New In Home Design
Trying to stay on top of trends in fashion is frequently difficult enough for many of us. After all, the seasonal shows may show us the trends, but fashion is continual innovation and it can easily change on the whims of the moment. That’s why there tends to be such an emphasis on individual style these days with nods to the larger trends. Nothing is going to stop the fashion houses from being the true bastions of style, but people are learning to make their own looks from the general ideas the houses provide to the world. What do you do if you want to bring style into other aspects of your life though? You can keep an eye on those trends too if you’re willing to devote the time to it as there are ways to keep your home just as stylish as yourself. That does beg the question as to what is looking stylish right now? We’re going to take a quick look at current trends in home design and décor to give you an idea of what looks are in.
Mix and Match
There is something pleasing to the eye about a good pattern. It provides enough visual “action” to keep the eye entertained without dominating a space. This allows other elements of a room to shine. Most of the time, a space is dominated by a single pattern that provides it a visual center. Trends are pointing that this idea may be less important in the coming year. Mixing varied patterns together to create a new kind of visual center is looking to be increasing popular. This trend doesn’t even pay much attention to whether the patterns “match” well enough to provide a smooth visual flow. Instead the trend revels in mixing mismatched patterns in a riot of color and patterns. The end result is visually striking and frequently makes the source of the pattern the clear focal point of any space while allowing a distinct design freedom that isn’t always available when working with more traditional patterns.
Many of us value the polished look of a well done piece of décor or the distinct use of color that marks of a well-designed room, but the trend may be shifting away from this in 2017. Interestingly enough, people are beginning to gain an appreciation for things that look a little unfinished or at least less complete and polished. A major way this trend is manifesting is in decorative pieces favoring the raw colors of the material rather than complete finishing. It creates an environment where rough and imperfect pieces are allowed to flourish as part of the natural flow of the environment. You can particular expect to see this trend in hand-made goods going forward. Some designers are speculating that this movement towards raw colors may last overall and the polished finishes that typically mark handmade goods will go away for a time. It remains to be seen how this trend will affect structural designs this year.
You can expect to see a lot more faux materials going into everything this year. Some experts see it as a cost-saving measure for people in an uncertain time, but others are quick to highlight that faux materials are often far better than their natural counterparts. Faux leathers and marbles, for instance, are better able to handle the rigors of life than others by shrugging off potential material damage and stains. Most people simply don’t consider them as glamorous, but they have to know that they’re dealing with the synthetic material in the first place to pass judgment. Most of the time there is relatively little to tell anyone what they’re dealing with and the style is perfectly maintained. Faux architectural elements are also expected to be regularly used, such as faux wood support elements and floors, as they are long lasting and less susceptible to natural wear than their “natural” counterparts.

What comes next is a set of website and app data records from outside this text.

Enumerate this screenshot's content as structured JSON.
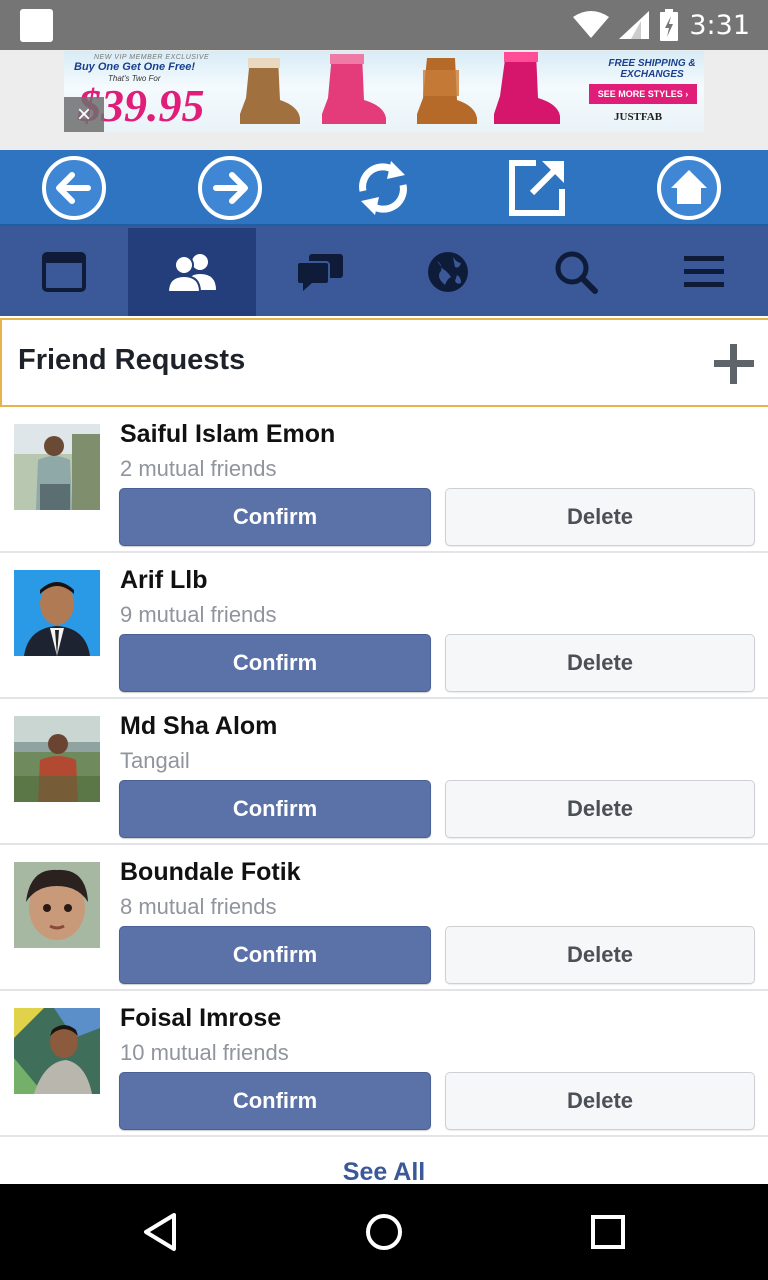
{
  "status_bar": {
    "time": "3:31",
    "icons": [
      "notification-square-icon",
      "wifi-icon",
      "cell-signal-icon",
      "battery-charging-icon"
    ]
  },
  "ad": {
    "small_line": "NEW VIP MEMBER EXCLUSIVE",
    "headline": "Buy One Get One Free!",
    "subline": "That's Two For",
    "price": "$39.95",
    "shipping": "FREE SHIPPING & EXCHANGES",
    "cta": "SEE MORE STYLES ›",
    "brand": "JUSTFAB",
    "close_label": "×"
  },
  "browser_toolbar": {
    "buttons": [
      "back-arrow-icon",
      "forward-arrow-icon",
      "refresh-icon",
      "open-external-icon",
      "home-icon"
    ],
    "accent": "#2e74c0"
  },
  "fb_nav": {
    "tabs": [
      "news-feed-icon",
      "friends-icon",
      "messages-icon",
      "notifications-globe-icon",
      "search-icon",
      "menu-icon"
    ],
    "active_tab": "friends-icon",
    "accent": "#3b5998"
  },
  "friend_requests": {
    "title": "Friend Requests",
    "add_label": "+",
    "confirm_label": "Confirm",
    "delete_label": "Delete",
    "items": [
      {
        "name": "Saiful Islam Emon",
        "subtitle": "2 mutual friends"
      },
      {
        "name": "Arif Llb",
        "subtitle": "9 mutual friends"
      },
      {
        "name": "Md Sha Alom",
        "subtitle": "Tangail"
      },
      {
        "name": "Boundale Fotik",
        "subtitle": "8 mutual friends"
      },
      {
        "name": "Foisal Imrose",
        "subtitle": "10 mutual friends"
      }
    ],
    "see_all": "See All"
  },
  "nav_bar": {
    "buttons": [
      "back-triangle-icon",
      "home-circle-icon",
      "recents-square-icon"
    ]
  }
}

These design trends were becoming evident some in 2016, but they’re only just beginning to truly cement their place as the year begins. Our trend selections appear to be relatively stable and like they should be with us most of the year. Don’t forget to pay attention to trends as the year progress though as they could easily change. After all, staying on trend does require staying aware of the constant flux of the design world.